Sometimes, we hop into the heads of everyone who’s in the scene.
More often than you’d think, I see stories where we go into another’s viewpoint when in someone else’s flashback. Now, that takes the collective unconscious to a whole different level!
When writing a story, it’s easy to do this. And, it can seem expedient as well. That way, you can convey what everybody in the scene thinks and feels, how each one reacts, and presto—all the characters are accounted for.
So what’s the problem?
The rule of course is, one scene/one character viewpoint.
No shifting viewpoints within the scene.
Then once you establish that v.p. character, you can only show that which he knows, sees, experiences, etc. You evoke his emotions, show what he sees, create what he hears, smells, etc.
If your viewpoint character doesn’t know or experience something with his senses, then the reader can’t either.
Sounds quite limiting, doesn’t it. Wouldn’t it just be easier to tell what everyone’s thinking?
Yes. That’s much easier.

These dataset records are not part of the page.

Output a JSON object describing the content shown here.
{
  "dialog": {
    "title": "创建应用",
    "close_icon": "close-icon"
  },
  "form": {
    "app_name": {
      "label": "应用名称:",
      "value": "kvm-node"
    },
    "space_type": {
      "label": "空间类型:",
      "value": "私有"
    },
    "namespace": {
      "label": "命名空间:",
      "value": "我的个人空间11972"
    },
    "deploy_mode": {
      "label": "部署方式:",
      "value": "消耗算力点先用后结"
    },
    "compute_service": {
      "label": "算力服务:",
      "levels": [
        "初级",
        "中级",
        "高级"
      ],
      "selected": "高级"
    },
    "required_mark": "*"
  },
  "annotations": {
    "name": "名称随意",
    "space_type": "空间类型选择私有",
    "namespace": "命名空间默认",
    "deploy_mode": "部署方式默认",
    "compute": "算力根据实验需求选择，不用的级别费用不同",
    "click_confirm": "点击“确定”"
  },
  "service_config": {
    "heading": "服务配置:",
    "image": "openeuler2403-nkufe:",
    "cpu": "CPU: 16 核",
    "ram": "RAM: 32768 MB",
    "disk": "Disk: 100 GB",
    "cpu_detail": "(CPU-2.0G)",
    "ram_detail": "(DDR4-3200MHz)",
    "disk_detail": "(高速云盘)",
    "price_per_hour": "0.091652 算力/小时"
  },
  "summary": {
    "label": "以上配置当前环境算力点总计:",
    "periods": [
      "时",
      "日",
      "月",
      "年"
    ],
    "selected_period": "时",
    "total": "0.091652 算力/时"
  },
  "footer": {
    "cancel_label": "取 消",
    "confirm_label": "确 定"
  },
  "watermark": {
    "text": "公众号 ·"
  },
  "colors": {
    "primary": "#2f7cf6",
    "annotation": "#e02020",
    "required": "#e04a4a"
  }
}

But easy isn’t what we’re looking for here. We want our scenes to be powerful. We want to create something that the reader experiences too, which is what makes a great novel, and one that remains memorable long after the final page is turned.
So why does shifting within scenes not work?
֎ First off, shifting viewpoints within a scene is confusing to your reader. Not only does she have to go back to remember who’s telling what, but also the focus becomes quite broad. Diffuse, even.
Remember, this is a book, not a film. We don’t want a bird’s-eye view, but rather, the sharp gaze of one character, with whom we’re experiencing the events.
֎ Second, any time you shift within a scene, you risk confusing the reader about the goal of the scene. Because each scene has a goal, no? You’re moving the storyline and the character along, through the events that happen, to the person.
When shifting, you chance putting the reader’s identification in the wrong place. And said reader might just miss the entire point of what you, as the writer, were trying to accomplish with the passage.
֎ Third, the more you do this, the more watered down the story becomes. This holds true for too many viewpoints in general as well. The more heads you jump into, the more telling you’re doing of thoughts, emotions, etc., rather than creating the story and people and events.
And yes, this too goes back to showing vs. telling. If you can’t just jump in and tell what others are thinking, then you have to show their reactions and create them on the page.
֎ Fourth, every time you change viewpoints, the voice must change as well, in order to portray how that person perceives her world. Each voice must be age and gender and socio-economic and well, all points about being a unique individual, appropriate.
Tough to do unless you’re a very experienced author. Especially within scenes.
Viewpoint remains a very confusing topic for most writers. Studying it helps, but you learn oh-so-much more when the issues are pointed out in your own manuscript. Work with your book editor about this, to make sure you understand the ins and outs.
Mastering viewpoint will revolutionize your writing. It truly is the wheel around which the rest of the spokes revolve.
Focus on that one scene/one viewpoint rule. Once you do, it’ll make everything so much clearer.
Because when the scene is clear for you, as the writer, then it will be for your reader as well.
And isn’t that the point of writing a great novel?